[EXTRACTED RECORDS]
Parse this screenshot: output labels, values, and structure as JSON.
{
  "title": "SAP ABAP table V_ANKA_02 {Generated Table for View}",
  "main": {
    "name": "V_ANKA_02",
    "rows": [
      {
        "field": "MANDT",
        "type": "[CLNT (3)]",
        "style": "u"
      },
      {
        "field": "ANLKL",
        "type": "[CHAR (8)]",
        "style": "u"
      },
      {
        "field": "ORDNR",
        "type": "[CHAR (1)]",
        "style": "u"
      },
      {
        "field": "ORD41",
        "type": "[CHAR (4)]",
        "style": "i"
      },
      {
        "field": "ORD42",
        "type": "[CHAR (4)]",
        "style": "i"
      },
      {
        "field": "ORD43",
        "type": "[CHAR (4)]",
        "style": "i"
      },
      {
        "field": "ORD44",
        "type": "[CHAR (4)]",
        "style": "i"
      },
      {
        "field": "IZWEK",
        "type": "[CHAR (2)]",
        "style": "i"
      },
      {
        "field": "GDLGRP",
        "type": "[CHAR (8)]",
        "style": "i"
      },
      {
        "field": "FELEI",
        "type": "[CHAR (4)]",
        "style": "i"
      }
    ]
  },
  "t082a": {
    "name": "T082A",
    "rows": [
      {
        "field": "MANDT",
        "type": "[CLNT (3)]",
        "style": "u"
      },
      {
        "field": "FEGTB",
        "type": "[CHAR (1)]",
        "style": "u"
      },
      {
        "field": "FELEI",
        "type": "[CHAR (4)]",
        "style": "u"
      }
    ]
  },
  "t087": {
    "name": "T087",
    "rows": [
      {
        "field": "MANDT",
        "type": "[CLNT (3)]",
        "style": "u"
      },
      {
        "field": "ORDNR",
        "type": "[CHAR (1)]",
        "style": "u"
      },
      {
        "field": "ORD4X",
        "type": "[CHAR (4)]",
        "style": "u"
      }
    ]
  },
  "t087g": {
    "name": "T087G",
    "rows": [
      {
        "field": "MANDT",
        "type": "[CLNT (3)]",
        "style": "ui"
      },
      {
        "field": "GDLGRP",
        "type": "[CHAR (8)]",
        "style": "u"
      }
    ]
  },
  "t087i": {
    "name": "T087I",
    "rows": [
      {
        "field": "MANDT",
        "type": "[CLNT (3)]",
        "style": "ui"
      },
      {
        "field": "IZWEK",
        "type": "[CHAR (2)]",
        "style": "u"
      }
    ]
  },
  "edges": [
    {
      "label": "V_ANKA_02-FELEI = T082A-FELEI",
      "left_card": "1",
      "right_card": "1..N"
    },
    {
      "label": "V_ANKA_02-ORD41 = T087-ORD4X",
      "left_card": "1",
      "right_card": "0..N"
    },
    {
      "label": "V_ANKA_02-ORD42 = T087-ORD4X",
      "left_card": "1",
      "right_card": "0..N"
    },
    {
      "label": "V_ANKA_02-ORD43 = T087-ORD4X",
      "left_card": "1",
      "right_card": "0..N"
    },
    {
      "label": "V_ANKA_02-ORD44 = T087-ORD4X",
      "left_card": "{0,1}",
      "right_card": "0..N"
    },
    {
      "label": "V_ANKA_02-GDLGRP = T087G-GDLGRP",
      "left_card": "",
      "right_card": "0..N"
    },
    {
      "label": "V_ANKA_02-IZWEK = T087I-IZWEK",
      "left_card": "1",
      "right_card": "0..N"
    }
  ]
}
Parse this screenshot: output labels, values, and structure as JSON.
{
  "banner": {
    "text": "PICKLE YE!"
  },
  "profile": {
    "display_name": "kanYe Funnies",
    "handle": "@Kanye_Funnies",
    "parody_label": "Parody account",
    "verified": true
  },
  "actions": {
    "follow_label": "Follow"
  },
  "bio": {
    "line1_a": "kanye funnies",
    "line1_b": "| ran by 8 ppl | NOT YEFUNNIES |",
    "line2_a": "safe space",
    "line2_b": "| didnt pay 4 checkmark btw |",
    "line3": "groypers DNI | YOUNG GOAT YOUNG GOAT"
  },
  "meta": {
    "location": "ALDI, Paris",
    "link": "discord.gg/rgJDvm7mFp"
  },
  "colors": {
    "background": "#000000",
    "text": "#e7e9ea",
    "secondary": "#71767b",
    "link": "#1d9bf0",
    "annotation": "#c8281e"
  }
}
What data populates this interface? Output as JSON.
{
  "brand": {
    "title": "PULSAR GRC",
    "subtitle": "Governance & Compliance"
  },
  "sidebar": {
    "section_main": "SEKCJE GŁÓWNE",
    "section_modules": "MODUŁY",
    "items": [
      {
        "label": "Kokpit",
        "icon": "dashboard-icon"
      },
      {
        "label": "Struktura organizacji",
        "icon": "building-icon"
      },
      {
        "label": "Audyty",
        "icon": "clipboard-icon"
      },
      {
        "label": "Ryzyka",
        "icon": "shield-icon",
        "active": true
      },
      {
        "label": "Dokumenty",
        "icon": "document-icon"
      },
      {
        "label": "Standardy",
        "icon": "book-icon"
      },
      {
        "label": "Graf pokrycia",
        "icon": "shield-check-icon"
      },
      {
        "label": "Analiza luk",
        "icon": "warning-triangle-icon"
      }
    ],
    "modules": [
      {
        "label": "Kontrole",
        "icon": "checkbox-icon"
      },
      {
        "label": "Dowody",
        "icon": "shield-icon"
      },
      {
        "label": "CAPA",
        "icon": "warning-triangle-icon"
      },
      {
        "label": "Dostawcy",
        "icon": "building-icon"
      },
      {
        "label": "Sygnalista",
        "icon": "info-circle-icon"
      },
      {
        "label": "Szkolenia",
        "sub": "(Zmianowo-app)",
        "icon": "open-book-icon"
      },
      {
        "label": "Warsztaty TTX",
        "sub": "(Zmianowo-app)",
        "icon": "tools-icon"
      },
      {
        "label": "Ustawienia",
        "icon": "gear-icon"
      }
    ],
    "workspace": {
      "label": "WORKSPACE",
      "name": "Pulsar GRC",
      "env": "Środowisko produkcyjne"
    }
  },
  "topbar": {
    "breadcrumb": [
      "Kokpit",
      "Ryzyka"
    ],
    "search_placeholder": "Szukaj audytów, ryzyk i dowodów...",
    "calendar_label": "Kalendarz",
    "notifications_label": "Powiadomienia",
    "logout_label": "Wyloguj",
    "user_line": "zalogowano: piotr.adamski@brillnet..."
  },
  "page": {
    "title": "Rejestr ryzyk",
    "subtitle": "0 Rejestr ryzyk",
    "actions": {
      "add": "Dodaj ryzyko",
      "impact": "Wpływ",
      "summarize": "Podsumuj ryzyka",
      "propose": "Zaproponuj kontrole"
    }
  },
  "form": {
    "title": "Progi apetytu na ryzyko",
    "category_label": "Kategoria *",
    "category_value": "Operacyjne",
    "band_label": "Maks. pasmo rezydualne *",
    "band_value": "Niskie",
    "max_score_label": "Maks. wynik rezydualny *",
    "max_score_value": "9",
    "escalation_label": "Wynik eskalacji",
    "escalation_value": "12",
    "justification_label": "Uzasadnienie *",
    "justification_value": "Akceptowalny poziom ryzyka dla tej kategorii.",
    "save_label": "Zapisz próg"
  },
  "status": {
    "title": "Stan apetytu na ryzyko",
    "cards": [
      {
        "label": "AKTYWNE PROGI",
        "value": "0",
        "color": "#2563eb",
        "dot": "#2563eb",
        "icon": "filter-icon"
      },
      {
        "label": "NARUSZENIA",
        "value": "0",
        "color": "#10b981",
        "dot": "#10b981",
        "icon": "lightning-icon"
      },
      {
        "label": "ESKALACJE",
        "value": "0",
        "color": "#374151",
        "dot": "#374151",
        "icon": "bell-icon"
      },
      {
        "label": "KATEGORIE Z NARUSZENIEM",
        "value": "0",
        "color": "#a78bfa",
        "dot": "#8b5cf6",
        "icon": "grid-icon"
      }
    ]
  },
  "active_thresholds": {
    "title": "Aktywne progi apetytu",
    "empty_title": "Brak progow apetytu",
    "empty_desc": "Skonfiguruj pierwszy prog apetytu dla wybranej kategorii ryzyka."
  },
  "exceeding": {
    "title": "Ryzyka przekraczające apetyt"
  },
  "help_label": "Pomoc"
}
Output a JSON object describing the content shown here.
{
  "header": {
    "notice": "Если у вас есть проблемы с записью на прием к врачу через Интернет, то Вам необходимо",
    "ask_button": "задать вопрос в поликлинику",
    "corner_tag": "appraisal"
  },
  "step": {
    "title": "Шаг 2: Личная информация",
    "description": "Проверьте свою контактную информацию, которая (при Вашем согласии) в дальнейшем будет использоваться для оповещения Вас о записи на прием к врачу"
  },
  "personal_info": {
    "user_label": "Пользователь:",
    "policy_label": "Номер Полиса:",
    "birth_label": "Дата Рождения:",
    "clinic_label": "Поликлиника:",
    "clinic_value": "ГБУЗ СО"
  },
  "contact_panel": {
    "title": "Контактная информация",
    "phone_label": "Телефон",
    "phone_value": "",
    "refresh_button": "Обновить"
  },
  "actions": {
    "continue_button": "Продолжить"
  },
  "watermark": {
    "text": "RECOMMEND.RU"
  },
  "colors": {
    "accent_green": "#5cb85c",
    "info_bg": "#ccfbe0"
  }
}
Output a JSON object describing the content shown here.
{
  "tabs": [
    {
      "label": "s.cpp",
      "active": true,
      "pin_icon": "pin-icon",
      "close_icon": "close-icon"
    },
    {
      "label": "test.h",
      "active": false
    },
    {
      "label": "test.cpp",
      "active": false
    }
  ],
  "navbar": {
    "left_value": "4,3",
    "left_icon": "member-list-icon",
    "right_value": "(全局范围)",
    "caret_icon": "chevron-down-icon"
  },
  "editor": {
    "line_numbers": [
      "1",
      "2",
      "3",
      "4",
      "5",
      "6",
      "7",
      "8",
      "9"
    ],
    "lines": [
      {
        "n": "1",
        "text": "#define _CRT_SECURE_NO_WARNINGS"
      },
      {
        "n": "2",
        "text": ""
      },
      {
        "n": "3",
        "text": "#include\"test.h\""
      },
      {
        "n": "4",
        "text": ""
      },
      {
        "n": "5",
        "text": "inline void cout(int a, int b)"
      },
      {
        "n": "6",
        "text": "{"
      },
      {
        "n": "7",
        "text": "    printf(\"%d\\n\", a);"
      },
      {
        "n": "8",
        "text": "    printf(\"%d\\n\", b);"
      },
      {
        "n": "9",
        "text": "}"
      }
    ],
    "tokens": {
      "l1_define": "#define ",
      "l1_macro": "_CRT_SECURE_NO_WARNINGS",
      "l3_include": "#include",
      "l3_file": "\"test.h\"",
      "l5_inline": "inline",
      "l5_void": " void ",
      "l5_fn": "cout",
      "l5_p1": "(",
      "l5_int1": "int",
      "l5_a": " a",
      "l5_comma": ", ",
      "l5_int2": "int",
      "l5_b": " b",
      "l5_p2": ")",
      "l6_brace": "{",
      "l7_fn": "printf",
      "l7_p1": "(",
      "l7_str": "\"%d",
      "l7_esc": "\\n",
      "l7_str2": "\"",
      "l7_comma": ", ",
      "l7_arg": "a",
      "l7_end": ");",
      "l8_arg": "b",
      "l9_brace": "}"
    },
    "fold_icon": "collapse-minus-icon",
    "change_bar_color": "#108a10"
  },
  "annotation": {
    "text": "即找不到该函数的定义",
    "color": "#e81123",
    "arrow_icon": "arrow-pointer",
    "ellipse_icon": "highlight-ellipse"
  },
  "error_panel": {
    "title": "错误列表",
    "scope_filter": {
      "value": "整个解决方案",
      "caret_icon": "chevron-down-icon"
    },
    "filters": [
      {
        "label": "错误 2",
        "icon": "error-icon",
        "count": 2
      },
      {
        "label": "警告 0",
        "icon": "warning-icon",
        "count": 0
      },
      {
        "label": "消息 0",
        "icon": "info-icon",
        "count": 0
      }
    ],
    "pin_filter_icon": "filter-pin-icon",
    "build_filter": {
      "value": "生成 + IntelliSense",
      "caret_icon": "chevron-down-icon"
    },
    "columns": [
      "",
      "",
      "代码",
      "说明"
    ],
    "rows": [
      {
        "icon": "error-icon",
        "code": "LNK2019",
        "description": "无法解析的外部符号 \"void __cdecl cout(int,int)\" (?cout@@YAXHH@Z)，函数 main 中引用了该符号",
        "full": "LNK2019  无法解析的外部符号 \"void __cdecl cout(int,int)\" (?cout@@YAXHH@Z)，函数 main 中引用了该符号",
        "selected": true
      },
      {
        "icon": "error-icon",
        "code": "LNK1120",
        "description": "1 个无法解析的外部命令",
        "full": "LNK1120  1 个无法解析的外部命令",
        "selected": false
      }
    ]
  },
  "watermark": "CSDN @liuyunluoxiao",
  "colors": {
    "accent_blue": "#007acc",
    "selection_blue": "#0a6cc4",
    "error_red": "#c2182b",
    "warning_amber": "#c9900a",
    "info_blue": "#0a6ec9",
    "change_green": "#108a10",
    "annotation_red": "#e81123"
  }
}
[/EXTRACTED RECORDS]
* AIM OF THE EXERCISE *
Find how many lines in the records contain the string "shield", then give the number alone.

* SOLUTION FOR THIS PROBLEM *
3